As a regular thread of my educational contemplations, I wonder about the use of calculators and spell checkers in our learning. The debate is more than just about those tools – it’s really about the heart of learning, automaticity, and retained knowledge. I have a colleague that uses this analogy to try to convince me of her side of the argument: “Bo, are you teaching your boys to tie their shoes, or will they forever wear velcro?”
Recently, Bill Ferriter posted a brilliant piece entitled “Can Texting Help Teens with Writing and Spelling?” Instantly, it reminded me of Jill Gough’s extraordinary post, “Calculator is to Arithmetic as Spell Checker is to Spelling???”
This morning, when I re-read both posts (I am a “stack reader”), I was reminded of the 6+1 Writing Traits Rubric that I have been studying with colleagues for the past 18 months. Finally, I had the Eureka Moment (sorry…I mean Coffee House Moment, Steve)! Texting and spell check and calculators may never help with conventions. BUT…I can imagine, as Ferriter and Gough suggest in their posts, that these tools make it easier for kids to spend more time in the other 5 areas: Ideas, Word Choice, Sentence Fluency, Organization, and Voice (and the direct or comparable areas in numeracy and mathematics).
As I understand the Bard Method of writing, one major tenet is to write often and to write often. We learn by doing. Failure is part of the practice. We don’t reinforce bad habits to an unrepairable degree when we fall while learning to walk or talk. Why do we assume mistakes always reinforce bad habits?
According to Ferriter and Gough, these tools are not crutches.

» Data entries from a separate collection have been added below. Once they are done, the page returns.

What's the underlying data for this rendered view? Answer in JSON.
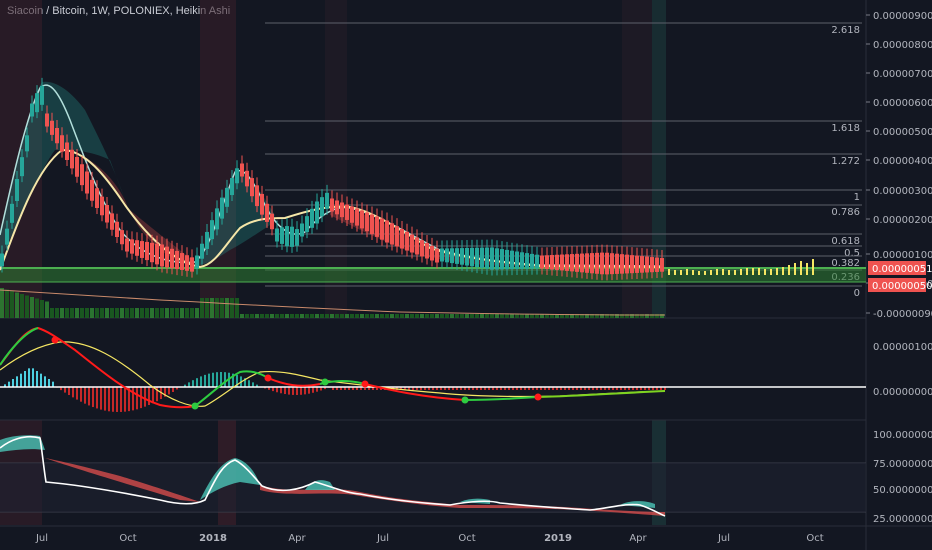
{
  "header": {
    "title": "Siacoin / Bitcoin, 1W, POLONIEX, Heikin Ashi"
  },
  "price_axis": {
    "ticks": [
      "0.00000900",
      "0.00000800",
      "0.00000700",
      "0.00000600",
      "0.00000500",
      "0.00000400",
      "0.00000300",
      "0.00000200",
      "0.00000100",
      "0.00000000",
      "-0.00000090"
    ],
    "current_tag": "0.00000051",
    "second_tag": "0.00000050"
  },
  "fib_levels": [
    "2.618",
    "1.618",
    "1.272",
    "1",
    "0.786",
    "0.618",
    "0.5",
    "0.382",
    "0.236",
    "0"
  ],
  "macd_axis": {
    "ticks": [
      "0.00000100",
      "0.00000000"
    ]
  },
  "rsi_axis": {
    "ticks": [
      "100.00000000",
      "75.00000000",
      "50.00000000",
      "25.00000000"
    ]
  },
  "time_axis": {
    "labels": [
      "Jul",
      "Oct",
      "2018",
      "Apr",
      "Jul",
      "Oct",
      "2019",
      "Apr",
      "Jul",
      "Oct"
    ]
  },
  "colors": {
    "background": "#131722",
    "bull": "#26a69a",
    "bear": "#ef5350",
    "yellow": "#f5e663",
    "green_band": "#2e7d32",
    "price_tag": "#ef5350"
  }
}
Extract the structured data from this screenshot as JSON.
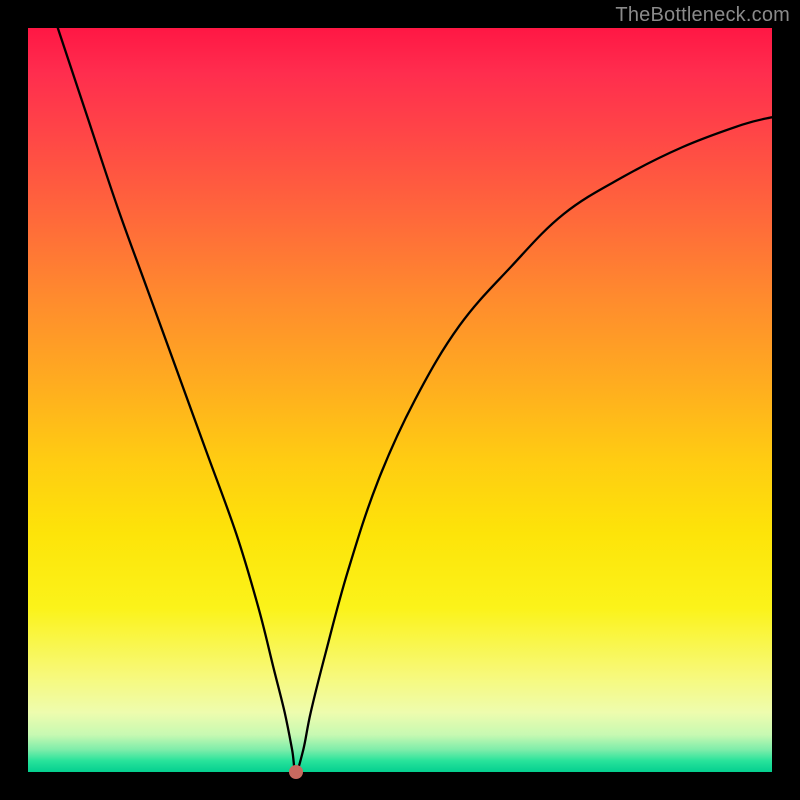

I offer that they may even be wings for getting off the ground with ideas, organization, etc. May be worth testing the hypothesis, don’t you think?